Aimed at preserving the heritage of central and western Kansas

Sumner County Map 1899

Sumner County map

Prentis, Noble Lovely. "History of Kansas". Winfield, KS: E. P. Greer, 1899

Homesteading in Sumner County

Sumner County, organized in 1871, is named for a Massachusetts senator, Charles Sumner. Sumner borders the Oklahoma state line and neighbors the Kansas counties of Sedgwick, Harper, Kingman, and Cowley. The county seat is Wellington.

The county’s namesake, Charles Sumner, is famous in Kansas for another reason. Sumner, an abolitionist, opposed the bill that would have expanded slavery into Kansas Territory. He was severely beaten for his beliefs by South Carolina representative Preston Brooks. Brooks beat Sumner with his cane in the senate chamber. The beating came after a speech given by Sumner entitled “Crimes against Kansas.” Not only did the speech criticize Brooks’s pro-slavery ideology, but it also offended him personally by mentioning and criticizing his uncle, Senator Andrew Butler of South Carolina. Sumner refers to Senator Butler as “one of the maddest zealots” and suggests that Butler sees himself as a chivalrous knight who is protecting the “ugly harlot, slavery.”

Another claim to fame held by Sumner County is being the home of the first woman mayor ever elected in the United States. Susanna Madora Salter served as mayor of Argonia in 1887. Her home is still currently kept as a museum.

The Chisholm Trail played a crucial role in Sumner County’s growth and development. The trail, named after Jesse Chisholm, entered southern Kansas just south of Caldwell, eventually passing through it. This route provided an efficient trade route and was used as a cattle drive in order to move cattle into and past Indian Territory. Once settlers began fencing in their land, the cattle drives ended and were not revived again until the Santa Fe Railroad came to Caldwell.

 

Sources

"Charles Sumner: A Featured Biography." The United State Senate, n.d. Web. 26 Apr. 2012. <http://www.senate.gov/artandhistory/history/common/generic/Featured_Bio_Sumner.htm>.

"History Pages." Sumner County Official Government Website. N.p., 2009. Web. 26 Apr. 2012.

Sumner, Charles. "The Crime against Kansas: The Apologies for the Crime: The True Remedy.” N.p., 1856. Web. 26 Apr. 2012. <http://eweb.furman.edu/~benson/docs/sumnerksh2.htm>

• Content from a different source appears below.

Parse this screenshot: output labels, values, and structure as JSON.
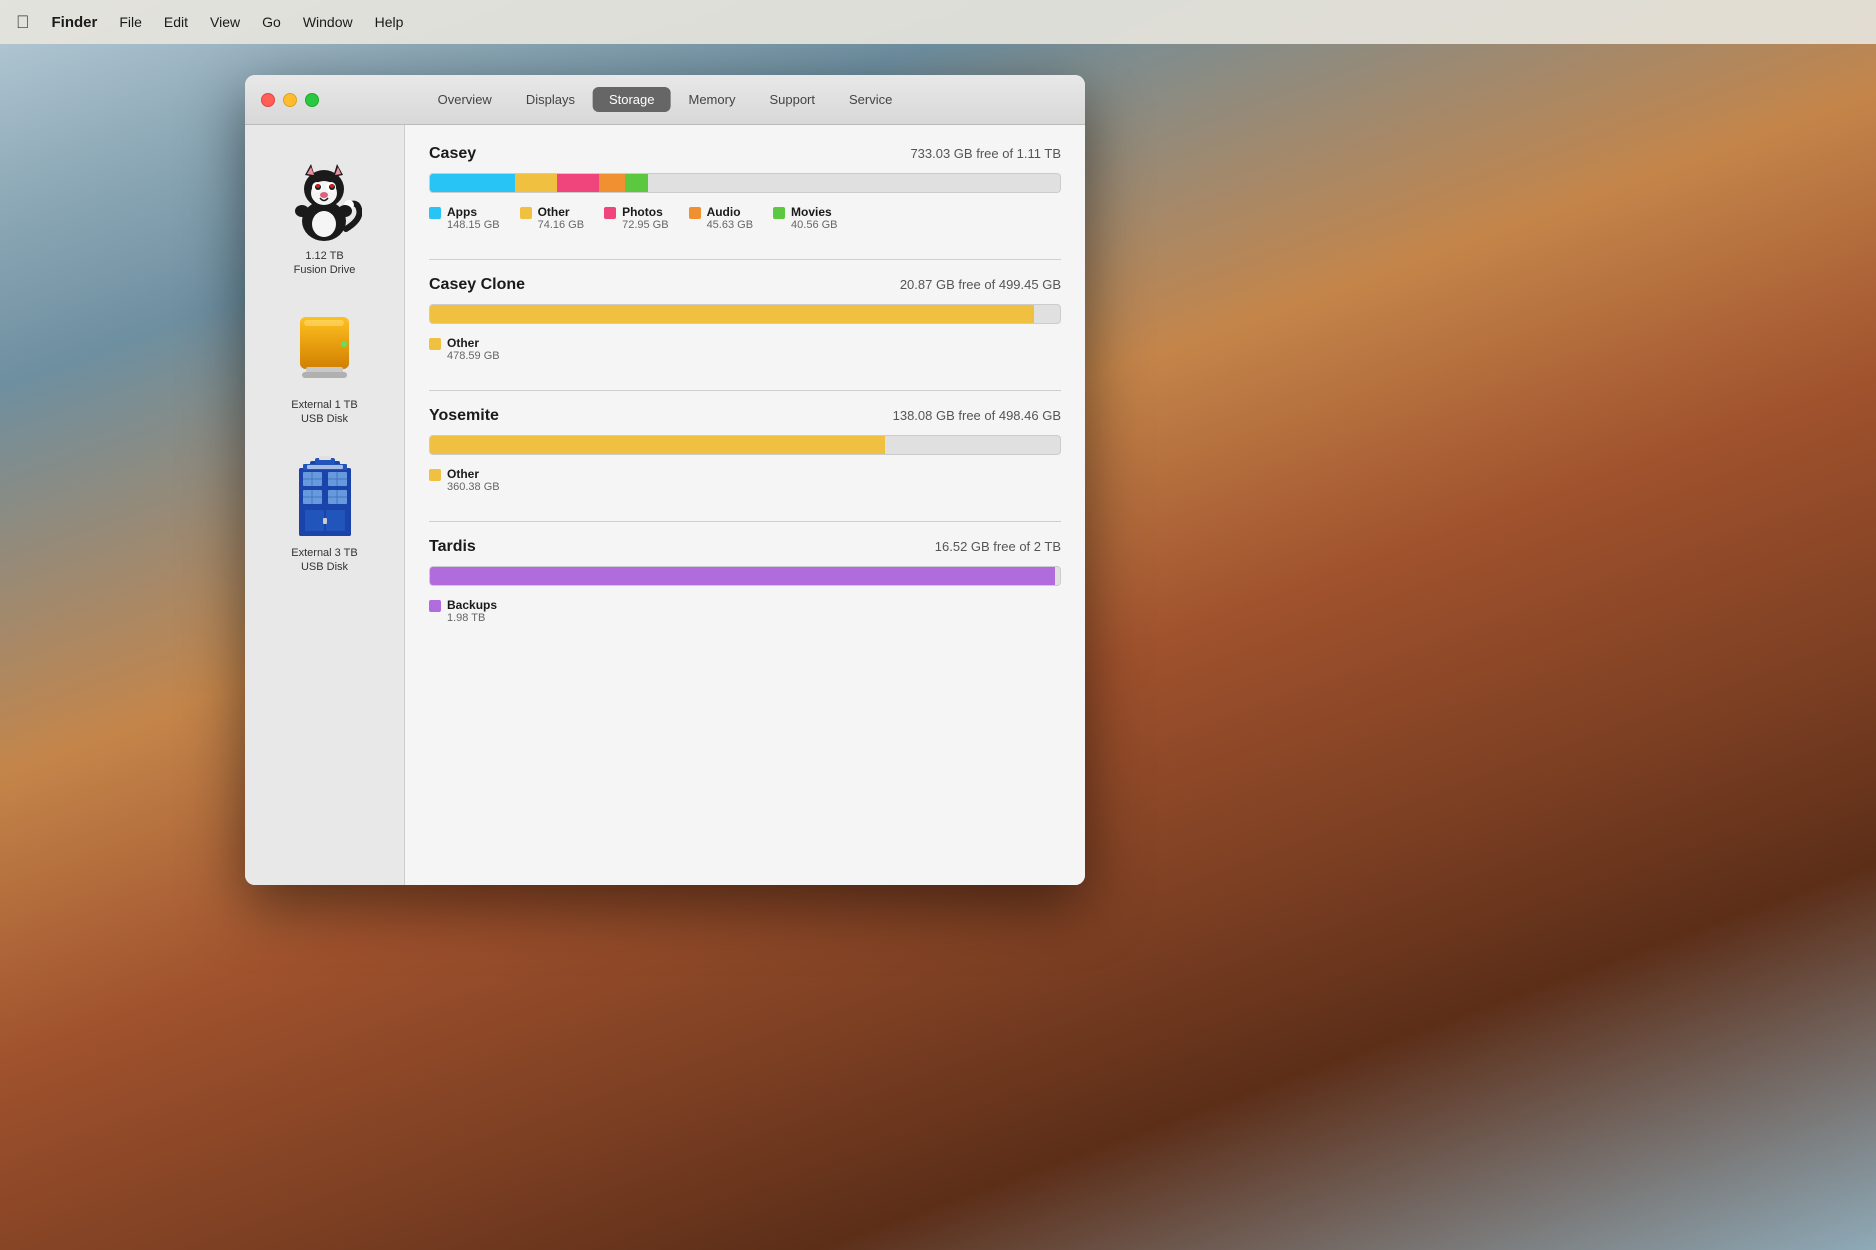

"Sumner County." Blue Skyways Counties. Kansas State Library, 2009. Web. 26 Apr. 2012.

Paragraphs written by intern Holly Younger in 2012.